• What needs to be done: Count how many lines below include the string "parameters". Only that number should appear in the reply.
·····
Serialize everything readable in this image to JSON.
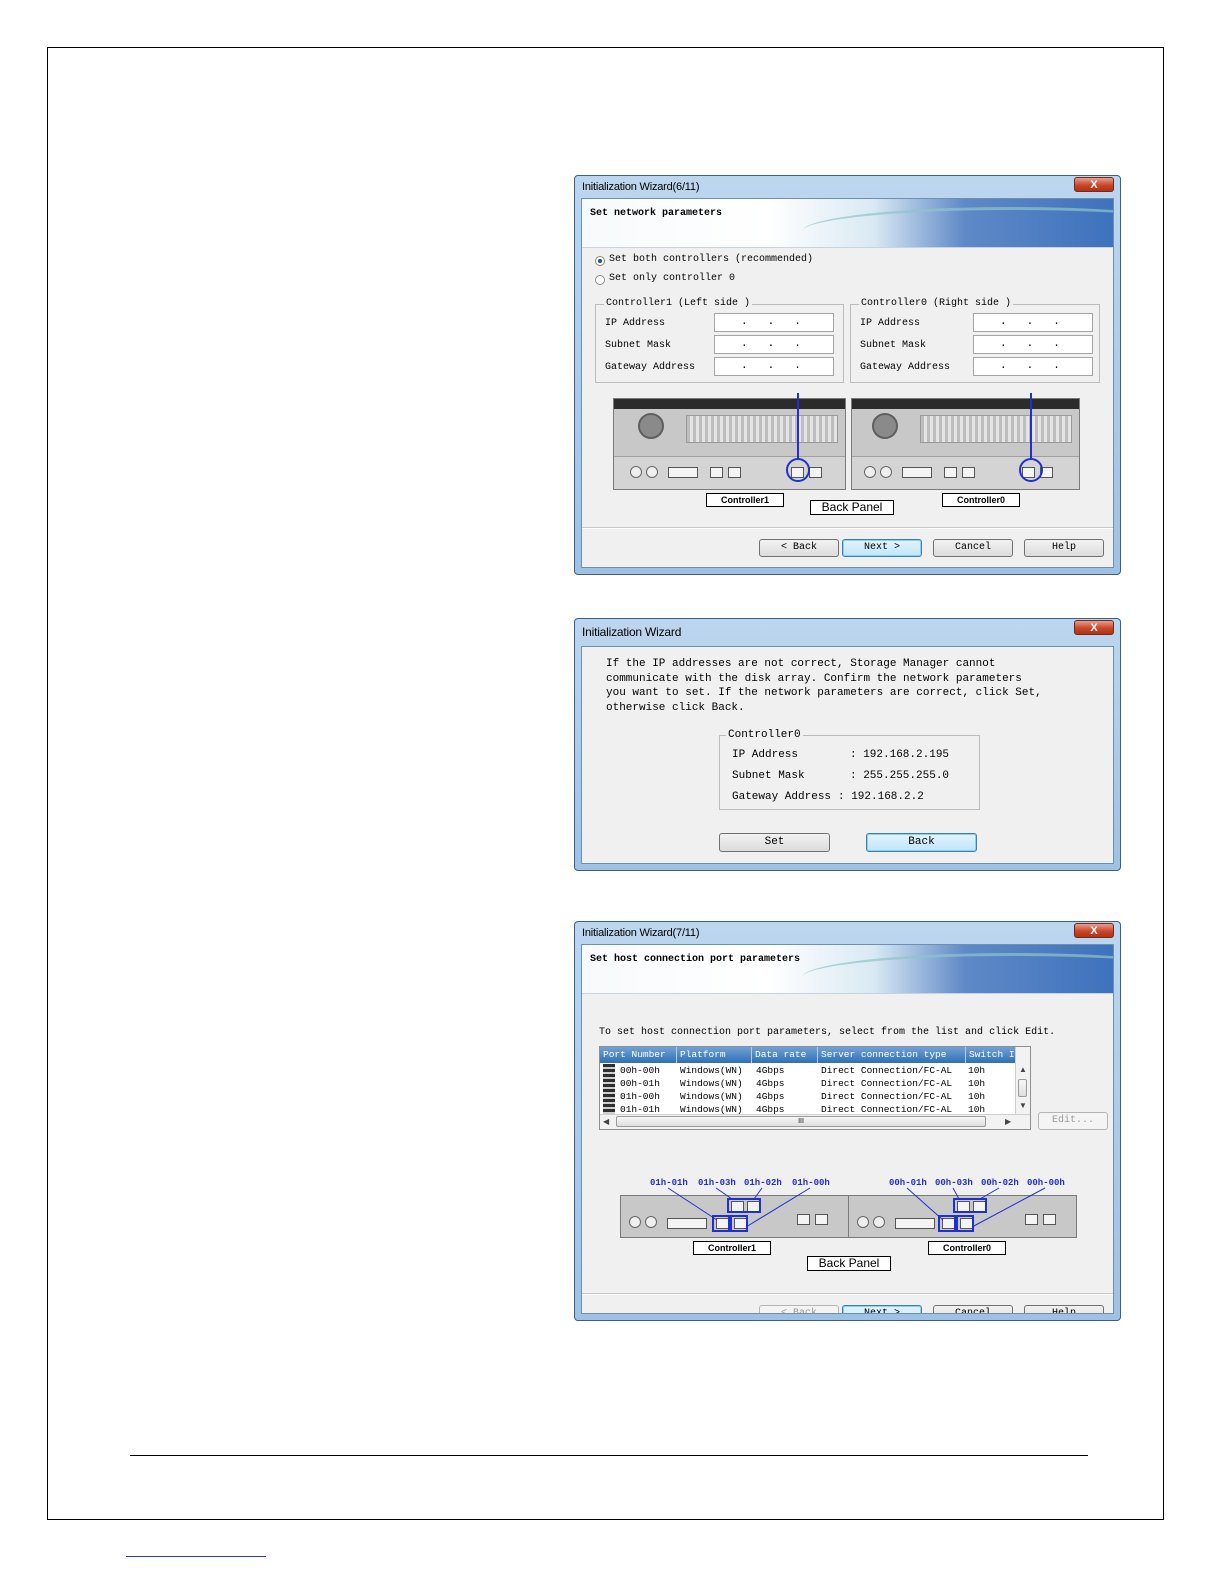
{
  "dialog1": {
    "title": "Initialization Wizard(6/11)",
    "close_label": "X",
    "banner": "Set network parameters",
    "radio_both": "Set both controllers  (recommended)",
    "radio_only0": "Set only controller 0",
    "left_group": "Controller1 (Left side )",
    "right_group": "Controller0 (Right side )",
    "ip_label": "IP Address",
    "subnet_label": "Subnet Mask",
    "gateway_label": "Gateway Address",
    "ip_placeholder": "...",
    "caption_c1": "Controller1",
    "caption_c0": "Controller0",
    "caption_panel": "Back Panel",
    "back_btn": "< Back",
    "next_btn": "Next >",
    "cancel_btn": "Cancel",
    "help_btn": "Help"
  },
  "dialog2": {
    "title": "Initialization Wizard",
    "close_label": "X",
    "message": "If the IP addresses are not correct, Storage Manager cannot\ncommunicate with the disk array. Confirm the network parameters\nyou want to set. If the network parameters are correct, click Set,\notherwise click Back.",
    "group": "Controller0",
    "ip_label": "IP Address",
    "ip_value": ":  192.168.2.195",
    "subnet_label": "Subnet Mask",
    "subnet_value": ":  255.255.255.0",
    "gateway_label": "Gateway Address",
    "gateway_value": ":  192.168.2.2",
    "set_btn": "Set",
    "back_btn": "Back"
  },
  "dialog3": {
    "title": "Initialization Wizard(7/11)",
    "close_label": "X",
    "banner": "Set host connection port parameters",
    "instruction": "To set host connection port parameters, select from the list and click Edit.",
    "columns": [
      "Port Number",
      "Platform",
      "Data rate",
      "Server connection type",
      "Switch I"
    ],
    "rows": [
      [
        "00h-00h",
        "Windows(WN)",
        "4Gbps",
        "Direct Connection/FC-AL",
        "10h"
      ],
      [
        "00h-01h",
        "Windows(WN)",
        "4Gbps",
        "Direct Connection/FC-AL",
        "10h"
      ],
      [
        "01h-00h",
        "Windows(WN)",
        "4Gbps",
        "Direct Connection/FC-AL",
        "10h"
      ],
      [
        "01h-01h",
        "Windows(WN)",
        "4Gbps",
        "Direct Connection/FC-AL",
        "10h"
      ]
    ],
    "scroll_mid": "III",
    "edit_btn": "Edit...",
    "port_labels_left": [
      "01h-01h",
      "01h-03h",
      "01h-02h",
      "01h-00h"
    ],
    "port_labels_right": [
      "00h-01h",
      "00h-03h",
      "00h-02h",
      "00h-00h"
    ],
    "caption_c1": "Controller1",
    "caption_c0": "Controller0",
    "caption_panel": "Back Panel",
    "back_btn": "< Back",
    "next_btn": "Next >",
    "cancel_btn": "Cancel",
    "help_btn": "Help"
  }
}
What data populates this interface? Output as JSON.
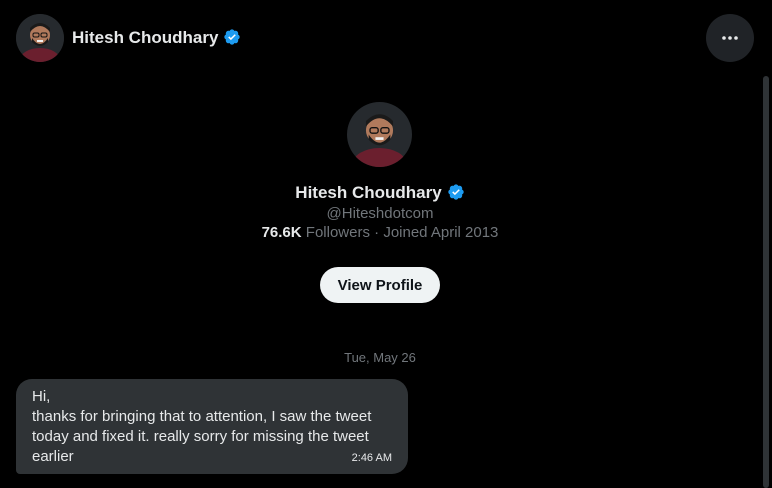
{
  "header": {
    "name": "Hitesh Choudhary",
    "verified_icon": "verified-badge-icon",
    "more_icon": "more-options-icon"
  },
  "profile": {
    "name": "Hitesh Choudhary",
    "handle": "@Hiteshdotcom",
    "followers_count": "76.6K",
    "followers_label": "Followers",
    "separator": "·",
    "joined": "Joined April 2013",
    "view_profile_label": "View Profile"
  },
  "conversation": {
    "date": "Tue, May 26",
    "messages": [
      {
        "lines": [
          "Hi,",
          "thanks for bringing that to attention, I saw the tweet",
          "today and fixed it. really sorry for missing the tweet",
          "earlier"
        ],
        "time": "2:46 AM"
      }
    ]
  },
  "colors": {
    "background": "#000000",
    "primary_text": "#e7e9ea",
    "secondary_text": "#71767b",
    "bubble": "#2f3336",
    "verified": "#1d9bf0",
    "button": "#eff3f4"
  }
}
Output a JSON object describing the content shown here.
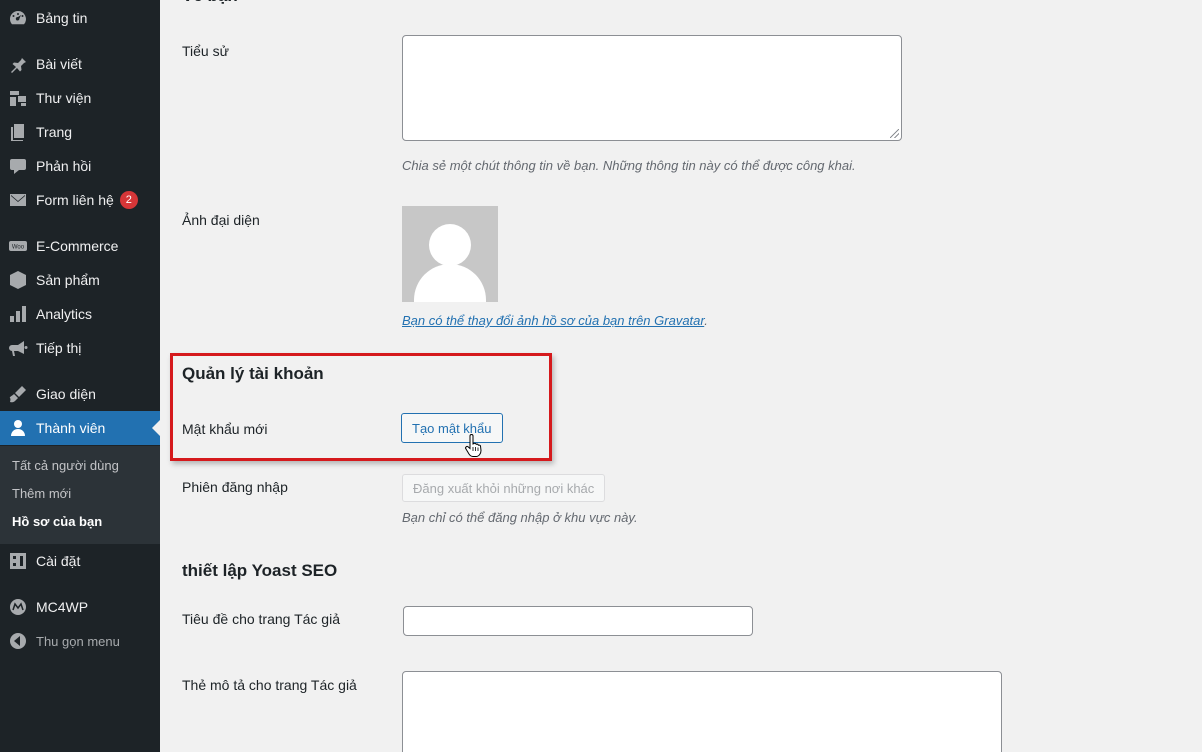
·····
• The answer: 4